[Excerpts from an interface dataset]

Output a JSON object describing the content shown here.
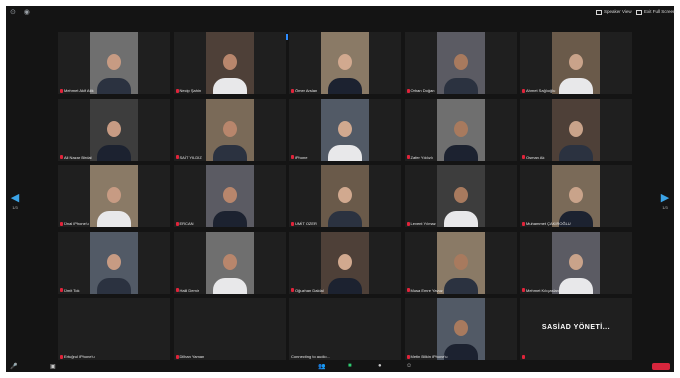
{
  "toolbar": {
    "speaker_view_label": "Speaker View",
    "full_screen_label": "Exit Full Screen",
    "nav_left_icon": "chevron-left-icon",
    "nav_right_icon": "chevron-right-icon",
    "page_left": "1/3",
    "page_right": "1/3"
  },
  "participants": [
    {
      "name": "Mehmet Akif Atik",
      "muted": true
    },
    {
      "name": "Necip Şahin",
      "muted": true
    },
    {
      "name": "Ömer Arslan",
      "muted": true
    },
    {
      "name": "Orhan Doğan",
      "muted": true
    },
    {
      "name": "Ahmet Sağlıoğlu",
      "muted": true
    },
    {
      "name": "Ali Nazar Birdal",
      "muted": true
    },
    {
      "name": "SAİT YILDIZ",
      "muted": true
    },
    {
      "name": "iPhone",
      "muted": true
    },
    {
      "name": "Zafer Yıldızlı",
      "muted": true
    },
    {
      "name": "Osman Ak",
      "muted": true
    },
    {
      "name": "Ünal iPhone'u",
      "muted": true
    },
    {
      "name": "ERCAN",
      "muted": true
    },
    {
      "name": "UMİT OZER",
      "muted": true
    },
    {
      "name": "Levent Yılmaz",
      "muted": true
    },
    {
      "name": "Muhammet ÇAKIROĞLU",
      "muted": true
    },
    {
      "name": "Ümit Tok",
      "muted": true
    },
    {
      "name": "Halil Demir",
      "muted": true
    },
    {
      "name": "Oğuzhan Daldal",
      "muted": true
    },
    {
      "name": "Musa Emre Yavuz",
      "muted": true
    },
    {
      "name": "Mehmet Kılıçaslan",
      "muted": true
    },
    {
      "name": "Ertuğrul iPhone'u",
      "muted": true
    },
    {
      "name": "Dilhan Yaman",
      "muted": true
    },
    {
      "name": "Connecting to audio...",
      "muted": false
    },
    {
      "name": "Metin Bilkin iPhone'u",
      "muted": true
    },
    {
      "name": "",
      "muted": true,
      "label": "SASİAD YÖNETİ..."
    }
  ]
}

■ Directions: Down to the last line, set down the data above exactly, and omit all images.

■ Your response:
Output a JSON object describing the content shown here.
{
  "toolbar": {
    "speaker_view_label": "Speaker View",
    "full_screen_label": "Exit Full Screen",
    "nav_left_icon": "chevron-left-icon",
    "nav_right_icon": "chevron-right-icon",
    "page_left": "1/3",
    "page_right": "1/3"
  },
  "participants": [
    {
      "name": "Mehmet Akif Atik",
      "muted": true
    },
    {
      "name": "Necip Şahin",
      "muted": true
    },
    {
      "name": "Ömer Arslan",
      "muted": true
    },
    {
      "name": "Orhan Doğan",
      "muted": true
    },
    {
      "name": "Ahmet Sağlıoğlu",
      "muted": true
    },
    {
      "name": "Ali Nazar Birdal",
      "muted": true
    },
    {
      "name": "SAİT YILDIZ",
      "muted": true
    },
    {
      "name": "iPhone",
      "muted": true
    },
    {
      "name": "Zafer Yıldızlı",
      "muted": true
    },
    {
      "name": "Osman Ak",
      "muted": true
    },
    {
      "name": "Ünal iPhone'u",
      "muted": true
    },
    {
      "name": "ERCAN",
      "muted": true
    },
    {
      "name": "UMİT OZER",
      "muted": true
    },
    {
      "name": "Levent Yılmaz",
      "muted": true
    },
    {
      "name": "Muhammet ÇAKIROĞLU",
      "muted": true
    },
    {
      "name": "Ümit Tok",
      "muted": true
    },
    {
      "name": "Halil Demir",
      "muted": true
    },
    {
      "name": "Oğuzhan Daldal",
      "muted": true
    },
    {
      "name": "Musa Emre Yavuz",
      "muted": true
    },
    {
      "name": "Mehmet Kılıçaslan",
      "muted": true
    },
    {
      "name": "Ertuğrul iPhone'u",
      "muted": true
    },
    {
      "name": "Dilhan Yaman",
      "muted": true
    },
    {
      "name": "Connecting to audio...",
      "muted": false
    },
    {
      "name": "Metin Bilkin iPhone'u",
      "muted": true
    },
    {
      "name": "",
      "muted": true,
      "label": "SASİAD YÖNETİ..."
    }
  ]
}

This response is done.